The UK and South Korea have joined forces in a quest to make fusion power part of the world’s future energy supply.
The two countries, represented by the United Kingdom Atomic Energy Authority (UKAEA) and the Korea Institute of Fusion Energy (KFE), have signed a memorandum of understanding (MOU) to partner in research and development for remote handling and the maintenance of future fusion power plants.
The agreement supports an alliance between the UK and South Korean government-funded organisations, with UKAEA and KFE specialising in the quest to make fusion energy part of the world’s future energy supply.
The partnership commenced last week after KFE researchers visited UKAEA’s campus near Oxford. This involved a tour of the record-breaking Joint European Torus (JET) facility and UKAEA’s world-class robotics centre, RACE (Remote Applications in Challenging Environments).
The research is integral to the success of the world’s largest power plant
Research from both organisations is critical to the success of ITER – the largest international fusion programme being built in the south of France – in addition to future fusion power plants.
UKAEA’s JET has been configured to replicate the anticipated ITER set-up and is maintained using robotics and remote handling. KFE operates KSTAR (Korean Superconducting Tokamak Advanced Research), the only tokamak machine using superconducting technology like ITER. Both organisations require knowledge of remote maintenance.
Since opening at Culham in 2016, UKAEA’s fusion robotics centre, RACE, has conducted research and development into the use of robotics in extreme industrial environments where it is difficult to send people to work. It also supports companies in developing their own autonomous systems. This helps the UK Government’s Robotics & Autonomous Systems strategy, which aims to equip the UK to compete in this emerging global industry.
What does the MOU focus on?
The MOU focuses on cooperating on various research and development areas for fusion power maintenance to exchange ideas, information, skills, and techniques.
“Fusion could be transformative for energy security and is important in the global fight against climate change. The groundbreaking research and innovation being carried out in the UK and with our partners across the globe aim to make fusion power a reality,” said Professor Sir Ian Chapman, CEO of UKAEA.

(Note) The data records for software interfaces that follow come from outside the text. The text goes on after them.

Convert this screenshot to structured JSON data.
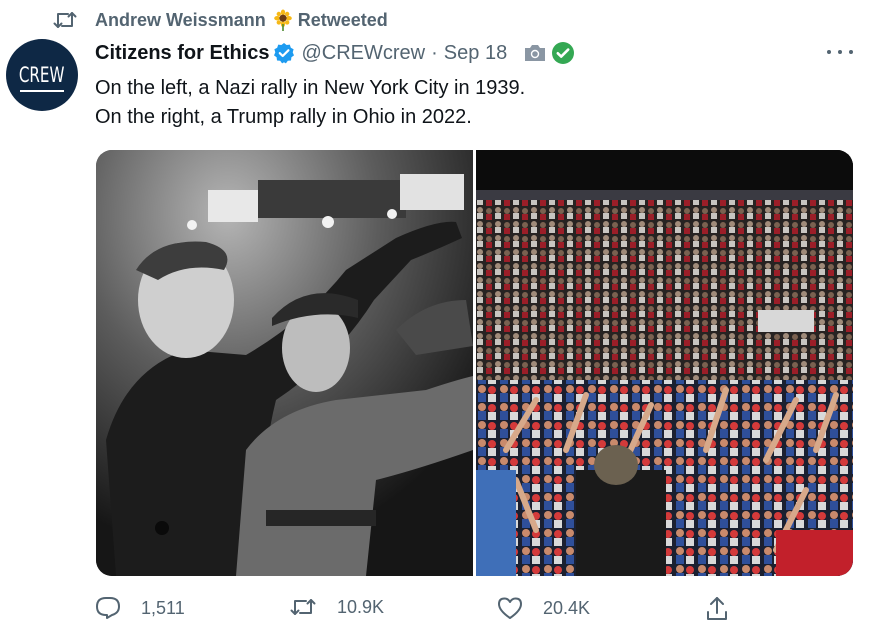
{
  "retweet_banner": {
    "user": "Andrew Weissmann",
    "emoji": "sunflower",
    "label": "Retweeted"
  },
  "author": {
    "avatar_text": "CREW",
    "display_name": "Citizens for Ethics",
    "handle": "@CREWcrew",
    "separator": "·",
    "date": "Sep 18"
  },
  "tweet": {
    "lines": [
      "On the left, a Nazi rally in New York City in 1939.",
      "On the right, a Trump rally in Ohio in 2022."
    ]
  },
  "actions": {
    "reply_count": "1,511",
    "retweet_count": "10.9K",
    "like_count": "20.4K"
  },
  "icons": {
    "retweet": "retweet-icon",
    "verified": "verified-badge-icon",
    "camera": "camera-icon",
    "check": "check-circle-icon",
    "more": "more-icon",
    "reply": "reply-icon",
    "like": "heart-icon",
    "share": "share-icon"
  },
  "colors": {
    "secondary_text": "#536471",
    "verified": "#1d9bf0",
    "check": "#34a853",
    "avatar_bg": "#0e2845"
  }
}
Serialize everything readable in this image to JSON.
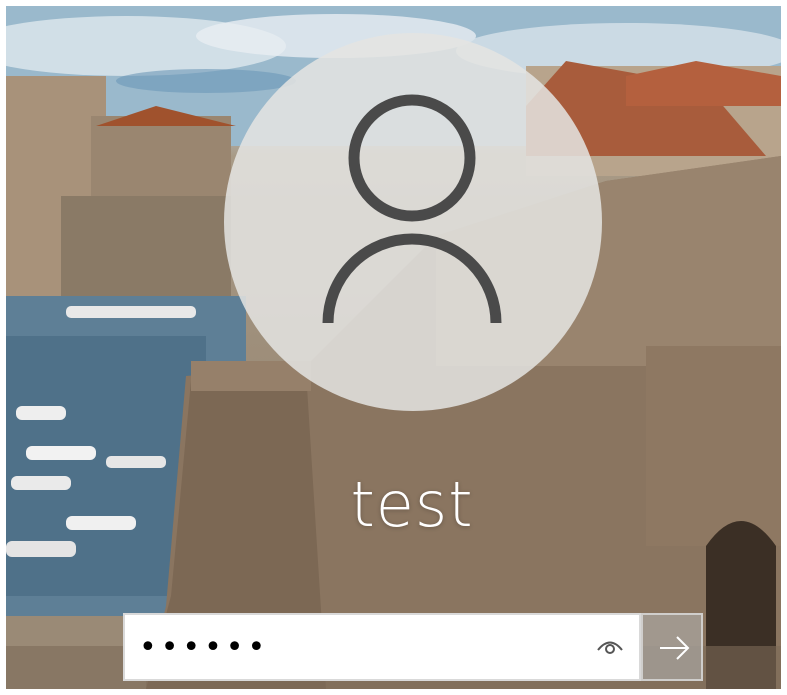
{
  "user": {
    "name": "test"
  },
  "password": {
    "masked_value": "••••••"
  },
  "icons": {
    "avatar": "user-silhouette-icon",
    "reveal": "eye-icon",
    "submit": "arrow-right-icon"
  },
  "colors": {
    "avatar_circle": "#e4e4e2",
    "avatar_stroke": "#4a4a4a",
    "field_background": "#ffffff",
    "submit_background": "#b4b4b4"
  }
}
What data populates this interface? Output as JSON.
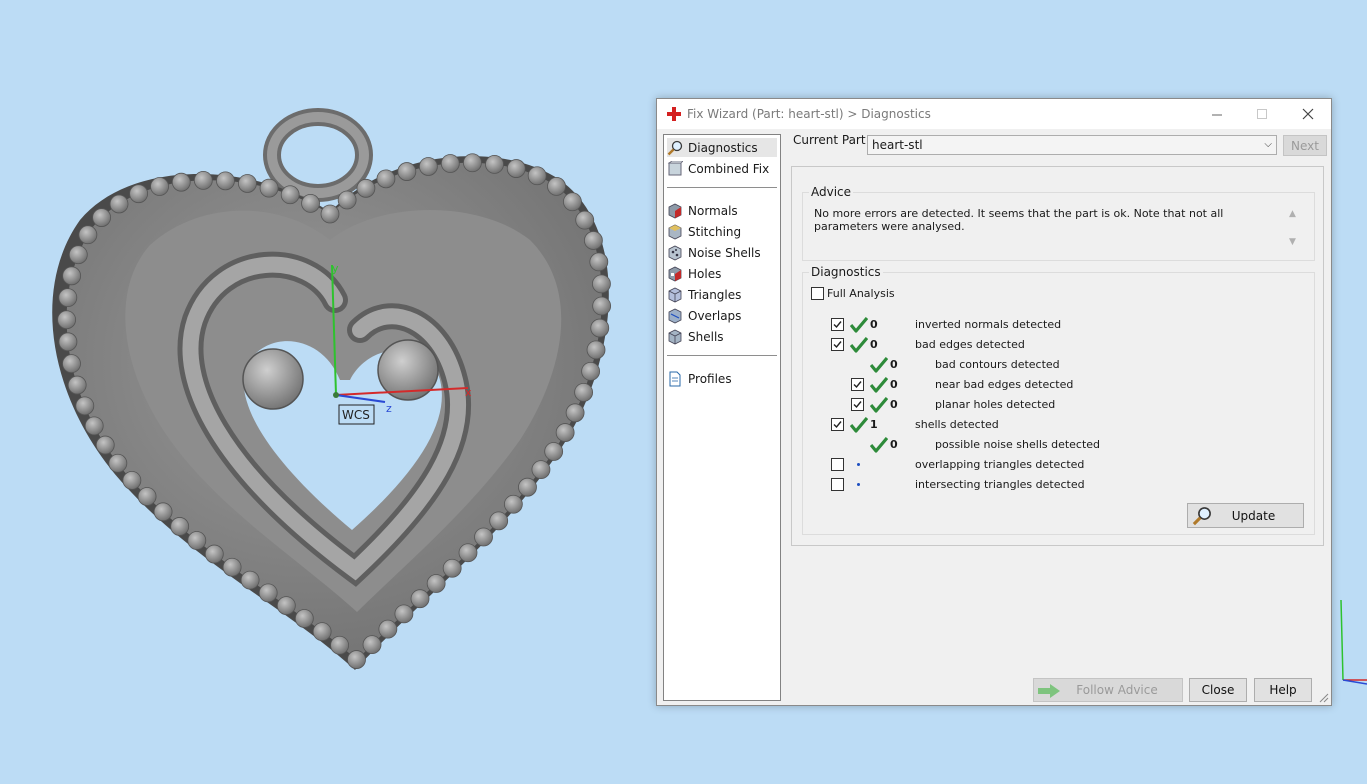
{
  "window": {
    "title": "Fix Wizard (Part: heart-stl) > Diagnostics"
  },
  "viewport": {
    "wcs_label": "WCS",
    "axis_y": "y",
    "axis_z": "z",
    "axis_x": "x"
  },
  "sidebar": {
    "items": [
      {
        "label": "Diagnostics",
        "icon": "magnifier-icon"
      },
      {
        "label": "Combined Fix",
        "icon": "combined-fix-icon"
      },
      {
        "label": "Normals",
        "icon": "normals-cube-icon"
      },
      {
        "label": "Stitching",
        "icon": "stitching-cube-icon"
      },
      {
        "label": "Noise Shells",
        "icon": "noise-shells-icon"
      },
      {
        "label": "Holes",
        "icon": "holes-cube-icon"
      },
      {
        "label": "Triangles",
        "icon": "triangles-cube-icon"
      },
      {
        "label": "Overlaps",
        "icon": "overlaps-cube-icon"
      },
      {
        "label": "Shells",
        "icon": "shells-cube-icon"
      },
      {
        "label": "Profiles",
        "icon": "profiles-doc-icon"
      }
    ]
  },
  "header": {
    "current_part_label": "Current Part:",
    "current_part_value": "heart-stl",
    "next_label": "Next"
  },
  "advice": {
    "title": "Advice",
    "text": "No more errors are detected. It seems that the part is ok. Note that not all parameters were analysed."
  },
  "diagnostics": {
    "title": "Diagnostics",
    "full_analysis_label": "Full Analysis",
    "full_analysis_checked": false,
    "rows": [
      {
        "checked": true,
        "status": "ok",
        "count": "0",
        "label": "inverted normals detected"
      },
      {
        "checked": true,
        "status": "ok",
        "count": "0",
        "label": "bad edges detected"
      },
      {
        "checked": null,
        "status": "ok",
        "count": "0",
        "label": "bad contours detected"
      },
      {
        "checked": true,
        "status": "ok",
        "count": "0",
        "label": "near bad edges detected"
      },
      {
        "checked": true,
        "status": "ok",
        "count": "0",
        "label": "planar holes detected"
      },
      {
        "checked": true,
        "status": "ok",
        "count": "1",
        "label": "shells detected"
      },
      {
        "checked": null,
        "status": "ok",
        "count": "0",
        "label": "possible noise shells detected"
      },
      {
        "checked": false,
        "status": "pending",
        "count": "",
        "label": "overlapping triangles detected"
      },
      {
        "checked": false,
        "status": "pending",
        "count": "",
        "label": "intersecting triangles detected"
      }
    ],
    "update_label": "Update"
  },
  "footer": {
    "follow_advice_label": "Follow Advice",
    "close_label": "Close",
    "help_label": "Help"
  },
  "colors": {
    "background": "#bcdcf5",
    "ok_tick": "#2e8b3a",
    "pending_dot": "#1e4fc0"
  }
}
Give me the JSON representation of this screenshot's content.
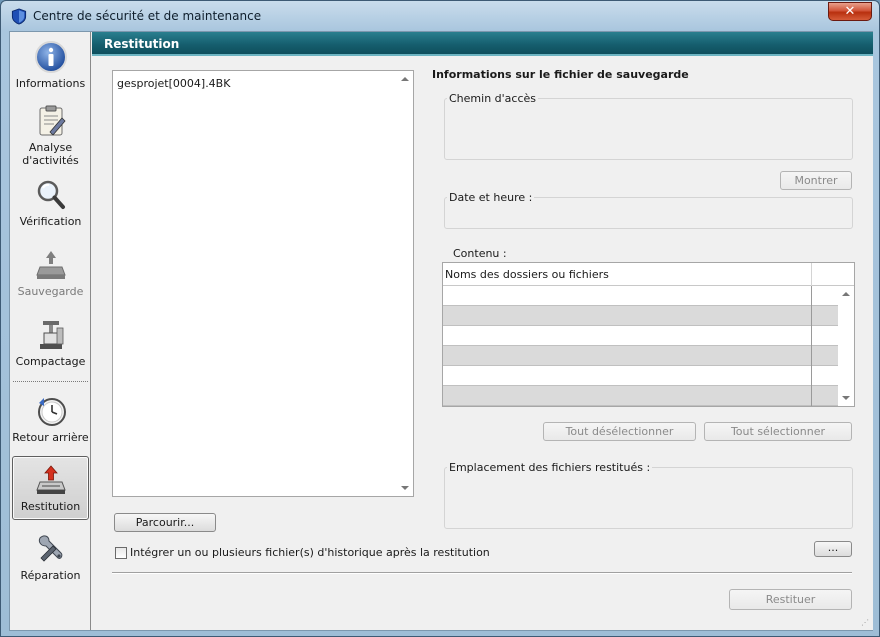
{
  "window": {
    "title": "Centre de sécurité et de maintenance",
    "close_label": "✕"
  },
  "nav": {
    "items": [
      {
        "label": "Informations",
        "icon": "info-icon",
        "state": "normal"
      },
      {
        "label": "Analyse d'activités",
        "icon": "clipboard-icon",
        "state": "normal"
      },
      {
        "label": "Vérification",
        "icon": "magnifier-icon",
        "state": "normal"
      },
      {
        "label": "Sauvegarde",
        "icon": "backup-icon",
        "state": "disabled"
      },
      {
        "label": "Compactage",
        "icon": "compress-icon",
        "state": "normal"
      },
      {
        "label": "Retour arrière",
        "icon": "rollback-clock-icon",
        "state": "normal"
      },
      {
        "label": "Restitution",
        "icon": "restore-icon",
        "state": "active"
      },
      {
        "label": "Réparation",
        "icon": "wrench-icon",
        "state": "normal"
      }
    ]
  },
  "panel": {
    "title": "Restitution"
  },
  "file_list": {
    "items": [
      "gesprojet[0004].4BK"
    ]
  },
  "buttons": {
    "browse": "Parcourir...",
    "show": "Montrer",
    "deselect_all": "Tout désélectionner",
    "select_all": "Tout sélectionner",
    "ellipsis": "...",
    "restore": "Restituer"
  },
  "info": {
    "section_title": "Informations sur le fichier de sauvegarde",
    "path_label": "Chemin d'accès",
    "datetime_label": "Date et heure :",
    "content_label": "Contenu :",
    "table_header": "Noms des dossiers ou fichiers",
    "location_label": "Emplacement des fichiers restitués :"
  },
  "checkbox": {
    "label": "Intégrer un ou plusieurs fichier(s) d'historique après la restitution",
    "checked": false
  },
  "colors": {
    "header_teal": "#165f6f",
    "accent_border": "#6db4c2",
    "close_red": "#c8401f"
  }
}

“We welcome KFE to UKAEA’s Culham Campus and look forward to an evolving partnership driven by a shared quest to make fusion part of the world’s future energy supply.”
KFE’s President, Dr Suk Jae Yoo, added: “We are thrilled to be teaming up with UKAEA, who are at the forefront of the challenge to demonstrate fusion energy on earth. While UKAEA researchers have vast knowledge in developing robot arms for fusion maintenance, KFE researchers bring extensive expertise gained from constructing and operating the KSTAR.”
Yoo continued: “The collaboration between the two institutions will create a synergy in developing remote control systems for fusion demonstration machines. I hope this partnership leads to further collaborations in key research areas, advancing the development of fusion energy.”
As part of the agreement between UKAEA and KFE, the MOU will see risk-driven research and development prioritisation, knowledge sharing involving welding, large-scale tendon-driven arm operations, the development of robust electronic components, and skills transfer.
The technical and knowledge exchange will happen via lectures, seminars, and workshops in both countries. This will also include training placements for KFE.